━━━━━ RECORDS TO USE

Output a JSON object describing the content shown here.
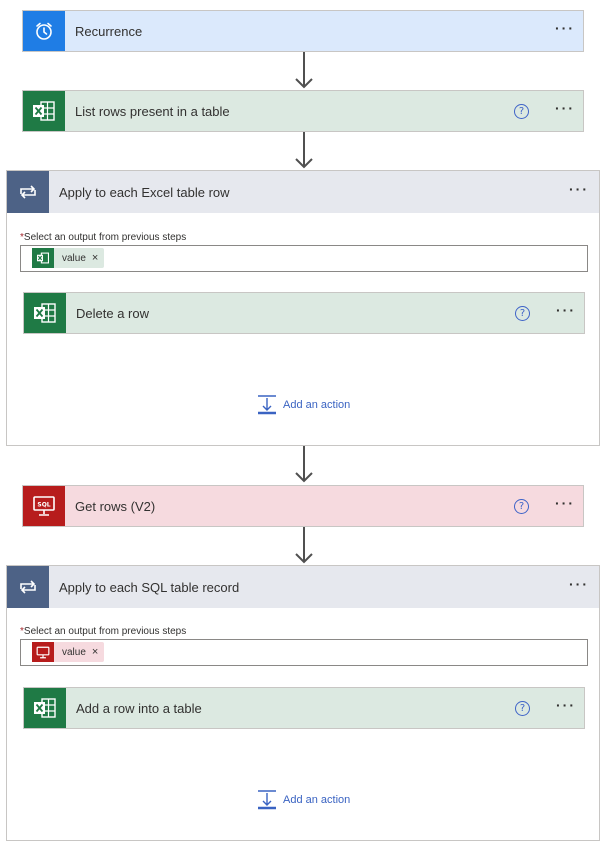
{
  "steps": {
    "recurrence": {
      "title": "Recurrence",
      "icon": "alarm-clock-icon"
    },
    "list_rows": {
      "title": "List rows present in a table",
      "icon": "excel-icon"
    },
    "apply_excel": {
      "title": "Apply to each Excel table row",
      "icon": "loop-icon",
      "field_label": "Select an output from previous steps",
      "required_mark": "*",
      "token": {
        "label": "value",
        "remove": "×",
        "icon": "excel-icon"
      },
      "inner": {
        "title": "Delete a row",
        "icon": "excel-icon"
      },
      "add_action": "Add an action"
    },
    "get_rows": {
      "title": "Get rows (V2)",
      "icon": "sql-icon"
    },
    "apply_sql": {
      "title": "Apply to each SQL table record",
      "icon": "loop-icon",
      "field_label": "Select an output from previous steps",
      "required_mark": "*",
      "token": {
        "label": "value",
        "remove": "×",
        "icon": "sql-icon"
      },
      "inner": {
        "title": "Add a row into a table",
        "icon": "excel-icon"
      },
      "add_action": "Add an action"
    }
  },
  "ui": {
    "more": "···",
    "help": "?"
  },
  "colors": {
    "excel": "#1f7a45",
    "sql": "#b71c1c",
    "timer": "#1f7de5",
    "loop": "#4d6286",
    "link": "#3a63c2"
  }
}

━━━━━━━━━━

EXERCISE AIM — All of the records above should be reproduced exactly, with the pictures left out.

EXERCISE ANSWER —
Output a JSON object describing the content shown here.
{
  "steps": {
    "recurrence": {
      "title": "Recurrence",
      "icon": "alarm-clock-icon"
    },
    "list_rows": {
      "title": "List rows present in a table",
      "icon": "excel-icon"
    },
    "apply_excel": {
      "title": "Apply to each Excel table row",
      "icon": "loop-icon",
      "field_label": "Select an output from previous steps",
      "required_mark": "*",
      "token": {
        "label": "value",
        "remove": "×",
        "icon": "excel-icon"
      },
      "inner": {
        "title": "Delete a row",
        "icon": "excel-icon"
      },
      "add_action": "Add an action"
    },
    "get_rows": {
      "title": "Get rows (V2)",
      "icon": "sql-icon"
    },
    "apply_sql": {
      "title": "Apply to each SQL table record",
      "icon": "loop-icon",
      "field_label": "Select an output from previous steps",
      "required_mark": "*",
      "token": {
        "label": "value",
        "remove": "×",
        "icon": "sql-icon"
      },
      "inner": {
        "title": "Add a row into a table",
        "icon": "excel-icon"
      },
      "add_action": "Add an action"
    }
  },
  "ui": {
    "more": "···",
    "help": "?"
  },
  "colors": {
    "excel": "#1f7a45",
    "sql": "#b71c1c",
    "timer": "#1f7de5",
    "loop": "#4d6286",
    "link": "#3a63c2"
  }
}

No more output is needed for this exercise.